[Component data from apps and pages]
───
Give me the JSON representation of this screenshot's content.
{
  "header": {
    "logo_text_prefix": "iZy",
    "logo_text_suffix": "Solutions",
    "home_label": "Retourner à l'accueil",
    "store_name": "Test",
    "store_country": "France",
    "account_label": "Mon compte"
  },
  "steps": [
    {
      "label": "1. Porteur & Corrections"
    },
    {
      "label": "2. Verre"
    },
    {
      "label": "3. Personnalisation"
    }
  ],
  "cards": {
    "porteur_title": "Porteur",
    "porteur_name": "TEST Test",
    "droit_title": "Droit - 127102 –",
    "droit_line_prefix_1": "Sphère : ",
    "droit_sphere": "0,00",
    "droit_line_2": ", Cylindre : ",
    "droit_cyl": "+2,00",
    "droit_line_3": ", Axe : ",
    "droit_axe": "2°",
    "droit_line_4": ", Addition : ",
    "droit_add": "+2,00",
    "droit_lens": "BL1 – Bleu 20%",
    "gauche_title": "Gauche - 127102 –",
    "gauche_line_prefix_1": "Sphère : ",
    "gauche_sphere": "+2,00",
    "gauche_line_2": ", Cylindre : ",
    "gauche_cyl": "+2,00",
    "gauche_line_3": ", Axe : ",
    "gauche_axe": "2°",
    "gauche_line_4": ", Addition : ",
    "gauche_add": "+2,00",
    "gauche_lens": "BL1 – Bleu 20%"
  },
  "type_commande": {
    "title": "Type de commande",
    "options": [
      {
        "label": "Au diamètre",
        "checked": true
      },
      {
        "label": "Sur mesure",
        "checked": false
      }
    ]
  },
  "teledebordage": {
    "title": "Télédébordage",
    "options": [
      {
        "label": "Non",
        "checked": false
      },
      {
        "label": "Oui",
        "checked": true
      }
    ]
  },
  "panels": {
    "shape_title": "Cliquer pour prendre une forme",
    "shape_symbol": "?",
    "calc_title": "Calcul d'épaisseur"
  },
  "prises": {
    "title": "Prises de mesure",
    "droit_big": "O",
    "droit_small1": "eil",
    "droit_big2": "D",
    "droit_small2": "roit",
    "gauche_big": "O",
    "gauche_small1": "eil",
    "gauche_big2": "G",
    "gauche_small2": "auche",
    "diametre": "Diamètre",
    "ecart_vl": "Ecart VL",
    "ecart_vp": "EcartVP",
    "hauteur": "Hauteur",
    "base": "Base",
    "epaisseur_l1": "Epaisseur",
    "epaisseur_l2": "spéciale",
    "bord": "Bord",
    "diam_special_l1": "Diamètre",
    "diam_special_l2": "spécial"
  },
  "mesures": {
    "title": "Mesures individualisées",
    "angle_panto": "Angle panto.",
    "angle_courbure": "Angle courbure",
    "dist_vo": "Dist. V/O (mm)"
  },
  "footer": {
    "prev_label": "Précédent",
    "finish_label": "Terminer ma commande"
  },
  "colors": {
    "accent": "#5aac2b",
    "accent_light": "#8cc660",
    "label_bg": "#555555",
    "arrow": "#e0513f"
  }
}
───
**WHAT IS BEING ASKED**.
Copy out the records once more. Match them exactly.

**RESULT OF THE TASK**.
Give me the JSON representation of this screenshot's content.
{
  "header": {
    "logo_text_prefix": "iZy",
    "logo_text_suffix": "Solutions",
    "home_label": "Retourner à l'accueil",
    "store_name": "Test",
    "store_country": "France",
    "account_label": "Mon compte"
  },
  "steps": [
    {
      "label": "1. Porteur & Corrections"
    },
    {
      "label": "2. Verre"
    },
    {
      "label": "3. Personnalisation"
    }
  ],
  "cards": {
    "porteur_title": "Porteur",
    "porteur_name": "TEST Test",
    "droit_title": "Droit - 127102 –",
    "droit_line_prefix_1": "Sphère : ",
    "droit_sphere": "0,00",
    "droit_line_2": ", Cylindre : ",
    "droit_cyl": "+2,00",
    "droit_line_3": ", Axe : ",
    "droit_axe": "2°",
    "droit_line_4": ", Addition : ",
    "droit_add": "+2,00",
    "droit_lens": "BL1 – Bleu 20%",
    "gauche_title": "Gauche - 127102 –",
    "gauche_line_prefix_1": "Sphère : ",
    "gauche_sphere": "+2,00",
    "gauche_line_2": ", Cylindre : ",
    "gauche_cyl": "+2,00",
    "gauche_line_3": ", Axe : ",
    "gauche_axe": "2°",
    "gauche_line_4": ", Addition : ",
    "gauche_add": "+2,00",
    "gauche_lens": "BL1 – Bleu 20%"
  },
  "type_commande": {
    "title": "Type de commande",
    "options": [
      {
        "label": "Au diamètre",
        "checked": true
      },
      {
        "label": "Sur mesure",
        "checked": false
      }
    ]
  },
  "teledebordage": {
    "title": "Télédébordage",
    "options": [
      {
        "label": "Non",
        "checked": false
      },
      {
        "label": "Oui",
        "checked": true
      }
    ]
  },
  "panels": {
    "shape_title": "Cliquer pour prendre une forme",
    "shape_symbol": "?",
    "calc_title": "Calcul d'épaisseur"
  },
  "prises": {
    "title": "Prises de mesure",
    "droit_big": "O",
    "droit_small1": "eil",
    "droit_big2": "D",
    "droit_small2": "roit",
    "gauche_big": "O",
    "gauche_small1": "eil",
    "gauche_big2": "G",
    "gauche_small2": "auche",
    "diametre": "Diamètre",
    "ecart_vl": "Ecart VL",
    "ecart_vp": "EcartVP",
    "hauteur": "Hauteur",
    "base": "Base",
    "epaisseur_l1": "Epaisseur",
    "epaisseur_l2": "spéciale",
    "bord": "Bord",
    "diam_special_l1": "Diamètre",
    "diam_special_l2": "spécial"
  },
  "mesures": {
    "title": "Mesures individualisées",
    "angle_panto": "Angle panto.",
    "angle_courbure": "Angle courbure",
    "dist_vo": "Dist. V/O (mm)"
  },
  "footer": {
    "prev_label": "Précédent",
    "finish_label": "Terminer ma commande"
  },
  "colors": {
    "accent": "#5aac2b",
    "accent_light": "#8cc660",
    "label_bg": "#555555",
    "arrow": "#e0513f"
  }
}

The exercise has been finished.